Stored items
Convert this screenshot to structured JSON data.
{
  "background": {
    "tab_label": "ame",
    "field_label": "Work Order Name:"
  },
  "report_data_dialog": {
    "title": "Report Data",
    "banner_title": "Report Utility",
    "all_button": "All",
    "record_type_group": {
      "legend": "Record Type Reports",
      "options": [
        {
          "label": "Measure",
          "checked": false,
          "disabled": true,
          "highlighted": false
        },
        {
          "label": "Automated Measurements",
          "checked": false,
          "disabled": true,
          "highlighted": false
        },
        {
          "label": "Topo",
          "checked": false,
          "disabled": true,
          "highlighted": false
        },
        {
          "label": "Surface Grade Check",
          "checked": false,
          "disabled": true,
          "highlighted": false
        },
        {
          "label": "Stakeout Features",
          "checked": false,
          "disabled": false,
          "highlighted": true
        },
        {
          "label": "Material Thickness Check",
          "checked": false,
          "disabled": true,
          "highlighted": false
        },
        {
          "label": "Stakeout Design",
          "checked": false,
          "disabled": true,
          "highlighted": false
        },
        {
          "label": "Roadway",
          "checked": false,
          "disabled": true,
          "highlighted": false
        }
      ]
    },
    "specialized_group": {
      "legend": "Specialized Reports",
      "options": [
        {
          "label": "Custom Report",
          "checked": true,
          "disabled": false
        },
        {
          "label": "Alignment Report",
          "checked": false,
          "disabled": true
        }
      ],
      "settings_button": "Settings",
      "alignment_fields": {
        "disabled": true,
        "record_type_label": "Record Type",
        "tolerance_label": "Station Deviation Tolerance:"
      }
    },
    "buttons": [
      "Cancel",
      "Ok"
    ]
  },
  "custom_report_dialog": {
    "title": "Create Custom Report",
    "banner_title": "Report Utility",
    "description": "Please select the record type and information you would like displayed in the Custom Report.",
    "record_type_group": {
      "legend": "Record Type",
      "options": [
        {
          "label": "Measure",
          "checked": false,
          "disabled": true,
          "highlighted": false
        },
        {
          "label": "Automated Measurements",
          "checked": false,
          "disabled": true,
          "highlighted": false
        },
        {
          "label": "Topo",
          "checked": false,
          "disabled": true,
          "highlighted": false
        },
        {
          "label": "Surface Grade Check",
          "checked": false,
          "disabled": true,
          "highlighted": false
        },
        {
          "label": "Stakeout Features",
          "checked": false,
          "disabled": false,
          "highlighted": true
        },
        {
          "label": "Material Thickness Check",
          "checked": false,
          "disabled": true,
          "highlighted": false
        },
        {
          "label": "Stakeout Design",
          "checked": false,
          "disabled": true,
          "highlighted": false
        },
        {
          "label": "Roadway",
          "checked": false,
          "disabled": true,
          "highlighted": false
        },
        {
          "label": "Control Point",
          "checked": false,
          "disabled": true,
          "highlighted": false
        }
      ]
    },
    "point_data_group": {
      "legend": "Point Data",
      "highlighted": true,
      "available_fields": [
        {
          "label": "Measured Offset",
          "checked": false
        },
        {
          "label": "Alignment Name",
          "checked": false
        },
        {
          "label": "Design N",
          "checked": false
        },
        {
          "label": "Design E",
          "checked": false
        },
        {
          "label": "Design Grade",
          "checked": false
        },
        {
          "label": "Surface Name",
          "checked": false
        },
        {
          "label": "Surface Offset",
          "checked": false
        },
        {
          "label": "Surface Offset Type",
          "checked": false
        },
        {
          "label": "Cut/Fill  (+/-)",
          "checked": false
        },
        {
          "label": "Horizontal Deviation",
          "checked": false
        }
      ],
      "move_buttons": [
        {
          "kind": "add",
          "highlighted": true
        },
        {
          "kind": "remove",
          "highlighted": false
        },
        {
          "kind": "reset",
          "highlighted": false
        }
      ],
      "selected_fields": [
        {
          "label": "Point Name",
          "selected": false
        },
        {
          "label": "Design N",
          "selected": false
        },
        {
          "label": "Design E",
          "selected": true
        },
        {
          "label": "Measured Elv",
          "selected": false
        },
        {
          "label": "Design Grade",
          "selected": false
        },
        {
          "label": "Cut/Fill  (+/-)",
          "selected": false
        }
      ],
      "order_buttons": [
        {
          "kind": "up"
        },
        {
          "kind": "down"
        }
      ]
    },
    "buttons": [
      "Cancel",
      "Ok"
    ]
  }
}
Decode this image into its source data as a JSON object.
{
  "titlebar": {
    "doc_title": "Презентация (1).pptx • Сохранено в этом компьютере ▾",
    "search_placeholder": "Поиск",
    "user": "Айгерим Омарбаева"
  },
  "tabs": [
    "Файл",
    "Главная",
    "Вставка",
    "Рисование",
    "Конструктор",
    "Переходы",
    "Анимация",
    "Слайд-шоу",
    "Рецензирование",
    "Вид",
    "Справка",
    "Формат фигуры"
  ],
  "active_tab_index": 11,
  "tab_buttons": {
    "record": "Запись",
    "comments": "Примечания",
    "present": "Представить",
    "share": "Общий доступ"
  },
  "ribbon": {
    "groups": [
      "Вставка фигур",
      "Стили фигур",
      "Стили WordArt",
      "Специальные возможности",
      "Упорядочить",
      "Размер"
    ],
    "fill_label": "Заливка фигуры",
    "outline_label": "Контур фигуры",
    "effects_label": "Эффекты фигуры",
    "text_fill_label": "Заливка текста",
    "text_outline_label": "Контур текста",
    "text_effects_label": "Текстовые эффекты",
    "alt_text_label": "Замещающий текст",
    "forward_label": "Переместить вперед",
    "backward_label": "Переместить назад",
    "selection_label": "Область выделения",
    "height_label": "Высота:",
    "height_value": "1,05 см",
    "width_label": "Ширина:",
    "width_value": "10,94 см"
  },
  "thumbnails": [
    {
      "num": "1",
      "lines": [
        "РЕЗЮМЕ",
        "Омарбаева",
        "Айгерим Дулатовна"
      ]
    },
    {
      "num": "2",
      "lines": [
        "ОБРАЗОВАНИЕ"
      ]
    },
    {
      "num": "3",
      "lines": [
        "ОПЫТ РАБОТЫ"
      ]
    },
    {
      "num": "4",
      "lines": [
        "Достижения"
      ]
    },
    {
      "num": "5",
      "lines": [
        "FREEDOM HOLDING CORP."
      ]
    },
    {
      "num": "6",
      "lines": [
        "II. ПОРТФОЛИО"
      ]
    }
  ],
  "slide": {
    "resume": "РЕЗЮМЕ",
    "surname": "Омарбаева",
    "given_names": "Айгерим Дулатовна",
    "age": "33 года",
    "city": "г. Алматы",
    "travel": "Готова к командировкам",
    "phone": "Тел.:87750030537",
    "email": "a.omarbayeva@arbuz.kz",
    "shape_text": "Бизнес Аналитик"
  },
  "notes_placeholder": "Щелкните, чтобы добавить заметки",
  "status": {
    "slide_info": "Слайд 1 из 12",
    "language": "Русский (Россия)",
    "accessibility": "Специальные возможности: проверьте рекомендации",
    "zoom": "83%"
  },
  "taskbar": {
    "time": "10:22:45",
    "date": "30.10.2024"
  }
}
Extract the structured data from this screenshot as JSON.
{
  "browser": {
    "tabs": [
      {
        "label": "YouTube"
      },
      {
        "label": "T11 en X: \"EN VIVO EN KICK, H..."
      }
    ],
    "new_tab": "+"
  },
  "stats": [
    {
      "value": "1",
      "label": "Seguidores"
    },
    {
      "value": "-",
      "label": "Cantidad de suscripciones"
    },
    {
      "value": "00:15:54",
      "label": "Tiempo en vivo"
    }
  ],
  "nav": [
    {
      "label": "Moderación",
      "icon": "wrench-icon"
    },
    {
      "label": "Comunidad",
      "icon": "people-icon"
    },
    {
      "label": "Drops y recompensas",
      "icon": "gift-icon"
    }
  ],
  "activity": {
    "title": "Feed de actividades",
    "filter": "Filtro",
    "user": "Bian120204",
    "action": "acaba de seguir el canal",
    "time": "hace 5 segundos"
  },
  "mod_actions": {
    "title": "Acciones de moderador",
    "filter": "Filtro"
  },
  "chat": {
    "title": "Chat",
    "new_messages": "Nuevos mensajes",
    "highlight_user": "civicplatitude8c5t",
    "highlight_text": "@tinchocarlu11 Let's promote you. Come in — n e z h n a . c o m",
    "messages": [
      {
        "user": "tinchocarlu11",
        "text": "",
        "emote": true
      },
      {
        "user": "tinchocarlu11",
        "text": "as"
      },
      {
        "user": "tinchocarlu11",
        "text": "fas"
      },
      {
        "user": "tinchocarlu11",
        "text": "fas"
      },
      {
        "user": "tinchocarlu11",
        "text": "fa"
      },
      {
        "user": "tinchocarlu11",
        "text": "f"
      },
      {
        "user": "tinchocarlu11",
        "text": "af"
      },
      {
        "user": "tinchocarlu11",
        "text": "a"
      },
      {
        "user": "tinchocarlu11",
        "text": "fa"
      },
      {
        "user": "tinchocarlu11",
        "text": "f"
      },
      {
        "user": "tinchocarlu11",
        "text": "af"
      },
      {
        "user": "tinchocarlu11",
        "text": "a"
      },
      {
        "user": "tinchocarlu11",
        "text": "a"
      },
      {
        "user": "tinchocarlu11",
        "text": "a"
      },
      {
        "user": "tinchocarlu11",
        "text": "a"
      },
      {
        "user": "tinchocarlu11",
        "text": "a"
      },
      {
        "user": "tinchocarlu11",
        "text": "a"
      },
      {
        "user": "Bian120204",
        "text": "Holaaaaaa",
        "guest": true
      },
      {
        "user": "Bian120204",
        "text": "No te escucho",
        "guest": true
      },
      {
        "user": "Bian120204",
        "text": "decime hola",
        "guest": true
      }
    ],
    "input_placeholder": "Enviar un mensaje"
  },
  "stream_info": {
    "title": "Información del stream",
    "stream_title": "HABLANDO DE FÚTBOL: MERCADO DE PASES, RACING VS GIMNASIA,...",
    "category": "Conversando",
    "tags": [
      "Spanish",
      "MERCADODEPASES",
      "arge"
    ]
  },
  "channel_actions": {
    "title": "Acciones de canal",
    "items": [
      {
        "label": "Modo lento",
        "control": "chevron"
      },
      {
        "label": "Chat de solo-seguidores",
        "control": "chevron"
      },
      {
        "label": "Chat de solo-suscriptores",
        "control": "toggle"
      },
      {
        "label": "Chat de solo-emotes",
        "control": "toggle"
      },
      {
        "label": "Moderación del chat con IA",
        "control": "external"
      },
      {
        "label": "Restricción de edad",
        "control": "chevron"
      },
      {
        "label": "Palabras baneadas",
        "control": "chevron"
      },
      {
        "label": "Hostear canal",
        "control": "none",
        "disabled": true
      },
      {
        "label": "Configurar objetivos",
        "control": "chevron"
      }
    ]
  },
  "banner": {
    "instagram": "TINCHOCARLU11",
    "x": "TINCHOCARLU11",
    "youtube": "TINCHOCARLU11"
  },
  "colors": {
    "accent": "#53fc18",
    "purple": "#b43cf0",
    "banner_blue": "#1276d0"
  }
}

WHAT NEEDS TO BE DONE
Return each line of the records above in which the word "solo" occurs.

EXERCISE ANSWER
        "label": "Chat de solo-seguidores",
        "label": "Chat de solo-suscriptores",
        "label": "Chat de solo-emotes",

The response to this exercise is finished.